::: Extracted entries :::

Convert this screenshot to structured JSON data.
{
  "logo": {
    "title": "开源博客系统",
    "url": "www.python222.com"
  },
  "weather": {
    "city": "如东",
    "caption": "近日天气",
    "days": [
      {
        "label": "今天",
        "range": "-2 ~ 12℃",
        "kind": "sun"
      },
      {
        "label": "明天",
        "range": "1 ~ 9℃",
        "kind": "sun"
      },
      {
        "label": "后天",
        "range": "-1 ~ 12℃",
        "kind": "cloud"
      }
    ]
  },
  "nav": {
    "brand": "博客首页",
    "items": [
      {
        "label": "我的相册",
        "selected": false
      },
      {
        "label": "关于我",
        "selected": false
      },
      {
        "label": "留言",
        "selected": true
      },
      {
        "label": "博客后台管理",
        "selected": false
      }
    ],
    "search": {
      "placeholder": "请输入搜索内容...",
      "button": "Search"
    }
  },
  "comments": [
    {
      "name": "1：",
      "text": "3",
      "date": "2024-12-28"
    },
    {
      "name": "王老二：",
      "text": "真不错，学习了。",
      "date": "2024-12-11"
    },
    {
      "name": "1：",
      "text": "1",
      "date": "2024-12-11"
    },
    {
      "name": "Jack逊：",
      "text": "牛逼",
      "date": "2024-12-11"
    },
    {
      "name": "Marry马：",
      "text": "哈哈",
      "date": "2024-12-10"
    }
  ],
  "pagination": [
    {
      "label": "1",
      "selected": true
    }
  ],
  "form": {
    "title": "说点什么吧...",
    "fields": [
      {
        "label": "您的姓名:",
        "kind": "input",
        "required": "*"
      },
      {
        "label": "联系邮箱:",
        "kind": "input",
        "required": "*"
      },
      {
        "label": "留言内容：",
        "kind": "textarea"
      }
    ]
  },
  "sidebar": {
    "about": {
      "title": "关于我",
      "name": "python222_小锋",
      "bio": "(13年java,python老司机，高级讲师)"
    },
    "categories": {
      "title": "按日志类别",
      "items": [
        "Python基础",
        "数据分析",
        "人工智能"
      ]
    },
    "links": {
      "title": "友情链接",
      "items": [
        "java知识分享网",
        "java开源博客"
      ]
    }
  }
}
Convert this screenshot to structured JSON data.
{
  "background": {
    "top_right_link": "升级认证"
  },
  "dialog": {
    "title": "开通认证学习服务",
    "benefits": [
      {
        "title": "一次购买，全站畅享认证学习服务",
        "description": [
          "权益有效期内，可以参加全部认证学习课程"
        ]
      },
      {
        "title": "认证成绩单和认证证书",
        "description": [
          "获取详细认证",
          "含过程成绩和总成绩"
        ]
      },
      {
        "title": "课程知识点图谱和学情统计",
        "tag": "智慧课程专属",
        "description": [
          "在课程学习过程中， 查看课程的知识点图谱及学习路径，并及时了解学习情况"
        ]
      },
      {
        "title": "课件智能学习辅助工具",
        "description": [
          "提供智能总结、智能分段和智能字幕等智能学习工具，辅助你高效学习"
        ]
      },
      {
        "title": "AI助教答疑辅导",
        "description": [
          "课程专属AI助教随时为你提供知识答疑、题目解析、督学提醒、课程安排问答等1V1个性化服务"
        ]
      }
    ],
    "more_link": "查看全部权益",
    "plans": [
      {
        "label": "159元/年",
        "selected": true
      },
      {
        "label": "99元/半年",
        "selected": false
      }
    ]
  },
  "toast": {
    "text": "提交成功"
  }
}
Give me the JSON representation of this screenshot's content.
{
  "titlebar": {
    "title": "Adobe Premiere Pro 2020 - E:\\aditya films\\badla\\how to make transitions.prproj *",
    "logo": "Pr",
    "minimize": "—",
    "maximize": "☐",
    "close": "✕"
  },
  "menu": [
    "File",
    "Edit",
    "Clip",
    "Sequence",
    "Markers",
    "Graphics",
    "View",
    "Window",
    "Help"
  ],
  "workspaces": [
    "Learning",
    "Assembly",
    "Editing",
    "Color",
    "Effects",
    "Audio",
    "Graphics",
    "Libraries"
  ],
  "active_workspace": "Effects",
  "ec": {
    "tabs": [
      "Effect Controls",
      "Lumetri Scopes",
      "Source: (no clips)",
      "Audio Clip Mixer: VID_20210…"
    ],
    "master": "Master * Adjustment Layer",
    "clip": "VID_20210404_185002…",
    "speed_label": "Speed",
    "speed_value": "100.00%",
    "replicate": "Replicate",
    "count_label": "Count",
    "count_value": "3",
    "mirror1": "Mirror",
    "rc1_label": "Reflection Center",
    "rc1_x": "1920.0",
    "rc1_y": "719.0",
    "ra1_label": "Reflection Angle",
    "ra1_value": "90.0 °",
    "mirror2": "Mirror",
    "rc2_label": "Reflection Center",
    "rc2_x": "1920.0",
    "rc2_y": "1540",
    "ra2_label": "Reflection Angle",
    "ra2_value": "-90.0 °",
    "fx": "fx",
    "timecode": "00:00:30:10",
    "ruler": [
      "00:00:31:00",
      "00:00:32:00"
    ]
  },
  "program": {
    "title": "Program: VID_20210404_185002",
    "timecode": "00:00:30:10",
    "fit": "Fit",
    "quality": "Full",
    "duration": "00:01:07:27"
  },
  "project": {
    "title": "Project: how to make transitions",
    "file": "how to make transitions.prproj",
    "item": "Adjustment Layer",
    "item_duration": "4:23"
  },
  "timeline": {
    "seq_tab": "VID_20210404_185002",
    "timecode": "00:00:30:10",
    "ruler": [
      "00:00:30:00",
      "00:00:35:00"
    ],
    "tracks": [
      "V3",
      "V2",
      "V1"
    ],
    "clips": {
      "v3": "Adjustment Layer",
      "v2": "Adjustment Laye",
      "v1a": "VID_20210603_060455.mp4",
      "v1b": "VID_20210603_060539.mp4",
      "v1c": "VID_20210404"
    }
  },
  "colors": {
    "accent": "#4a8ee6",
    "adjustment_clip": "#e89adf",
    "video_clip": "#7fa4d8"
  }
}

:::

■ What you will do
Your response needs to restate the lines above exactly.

■ Task response
Convert this screenshot to structured JSON data.
{
  "logo": {
    "title": "开源博客系统",
    "url": "www.python222.com"
  },
  "weather": {
    "city": "如东",
    "caption": "近日天气",
    "days": [
      {
        "label": "今天",
        "range": "-2 ~ 12℃",
        "kind": "sun"
      },
      {
        "label": "明天",
        "range": "1 ~ 9℃",
        "kind": "sun"
      },
      {
        "label": "后天",
        "range": "-1 ~ 12℃",
        "kind": "cloud"
      }
    ]
  },
  "nav": {
    "brand": "博客首页",
    "items": [
      {
        "label": "我的相册",
        "selected": false
      },
      {
        "label": "关于我",
        "selected": false
      },
      {
        "label": "留言",
        "selected": true
      },
      {
        "label": "博客后台管理",
        "selected": false
      }
    ],
    "search": {
      "placeholder": "请输入搜索内容...",
      "button": "Search"
    }
  },
  "comments": [
    {
      "name": "1：",
      "text": "3",
      "date": "2024-12-28"
    },
    {
      "name": "王老二：",
      "text": "真不错，学习了。",
      "date": "2024-12-11"
    },
    {
      "name": "1：",
      "text": "1",
      "date": "2024-12-11"
    },
    {
      "name": "Jack逊：",
      "text": "牛逼",
      "date": "2024-12-11"
    },
    {
      "name": "Marry马：",
      "text": "哈哈",
      "date": "2024-12-10"
    }
  ],
  "pagination": [
    {
      "label": "1",
      "selected": true
    }
  ],
  "form": {
    "title": "说点什么吧...",
    "fields": [
      {
        "label": "您的姓名:",
        "kind": "input",
        "required": "*"
      },
      {
        "label": "联系邮箱:",
        "kind": "input",
        "required": "*"
      },
      {
        "label": "留言内容：",
        "kind": "textarea"
      }
    ]
  },
  "sidebar": {
    "about": {
      "title": "关于我",
      "name": "python222_小锋",
      "bio": "(13年java,python老司机，高级讲师)"
    },
    "categories": {
      "title": "按日志类别",
      "items": [
        "Python基础",
        "数据分析",
        "人工智能"
      ]
    },
    "links": {
      "title": "友情链接",
      "items": [
        "java知识分享网",
        "java开源博客"
      ]
    }
  }
}
Convert this screenshot to structured JSON data.
{
  "background": {
    "top_right_link": "升级认证"
  },
  "dialog": {
    "title": "开通认证学习服务",
    "benefits": [
      {
        "title": "一次购买，全站畅享认证学习服务",
        "description": [
          "权益有效期内，可以参加全部认证学习课程"
        ]
      },
      {
        "title": "认证成绩单和认证证书",
        "description": [
          "获取详细认证",
          "含过程成绩和总成绩"
        ]
      },
      {
        "title": "课程知识点图谱和学情统计",
        "tag": "智慧课程专属",
        "description": [
          "在课程学习过程中， 查看课程的知识点图谱及学习路径，并及时了解学习情况"
        ]
      },
      {
        "title": "课件智能学习辅助工具",
        "description": [
          "提供智能总结、智能分段和智能字幕等智能学习工具，辅助你高效学习"
        ]
      },
      {
        "title": "AI助教答疑辅导",
        "description": [
          "课程专属AI助教随时为你提供知识答疑、题目解析、督学提醒、课程安排问答等1V1个性化服务"
        ]
      }
    ],
    "more_link": "查看全部权益",
    "plans": [
      {
        "label": "159元/年",
        "selected": true
      },
      {
        "label": "99元/半年",
        "selected": false
      }
    ]
  },
  "toast": {
    "text": "提交成功"
  }
}
Give me the JSON representation of this screenshot's content.
{
  "titlebar": {
    "title": "Adobe Premiere Pro 2020 - E:\\aditya films\\badla\\how to make transitions.prproj *",
    "logo": "Pr",
    "minimize": "—",
    "maximize": "☐",
    "close": "✕"
  },
  "menu": [
    "File",
    "Edit",
    "Clip",
    "Sequence",
    "Markers",
    "Graphics",
    "View",
    "Window",
    "Help"
  ],
  "workspaces": [
    "Learning",
    "Assembly",
    "Editing",
    "Color",
    "Effects",
    "Audio",
    "Graphics",
    "Libraries"
  ],
  "active_workspace": "Effects",
  "ec": {
    "tabs": [
      "Effect Controls",
      "Lumetri Scopes",
      "Source: (no clips)",
      "Audio Clip Mixer: VID_20210…"
    ],
    "master": "Master * Adjustment Layer",
    "clip": "VID_20210404_185002…",
    "speed_label": "Speed",
    "speed_value": "100.00%",
    "replicate": "Replicate",
    "count_label": "Count",
    "count_value": "3",
    "mirror1": "Mirror",
    "rc1_label": "Reflection Center",
    "rc1_x": "1920.0",
    "rc1_y": "719.0",
    "ra1_label": "Reflection Angle",
    "ra1_value": "90.0 °",
    "mirror2": "Mirror",
    "rc2_label": "Reflection Center",
    "rc2_x": "1920.0",
    "rc2_y": "1540",
    "ra2_label": "Reflection Angle",
    "ra2_value": "-90.0 °",
    "fx": "fx",
    "timecode": "00:00:30:10",
    "ruler": [
      "00:00:31:00",
      "00:00:32:00"
    ]
  },
  "program": {
    "title": "Program: VID_20210404_185002",
    "timecode": "00:00:30:10",
    "fit": "Fit",
    "quality": "Full",
    "duration": "00:01:07:27"
  },
  "project": {
    "title": "Project: how to make transitions",
    "file": "how to make transitions.prproj",
    "item": "Adjustment Layer",
    "item_duration": "4:23"
  },
  "timeline": {
    "seq_tab": "VID_20210404_185002",
    "timecode": "00:00:30:10",
    "ruler": [
      "00:00:30:00",
      "00:00:35:00"
    ],
    "tracks": [
      "V3",
      "V2",
      "V1"
    ],
    "clips": {
      "v3": "Adjustment Layer",
      "v2": "Adjustment Laye",
      "v1a": "VID_20210603_060455.mp4",
      "v1b": "VID_20210603_060539.mp4",
      "v1c": "VID_20210404"
    }
  },
  "colors": {
    "accent": "#4a8ee6",
    "adjustment_clip": "#e89adf",
    "video_clip": "#7fa4d8"
  }
}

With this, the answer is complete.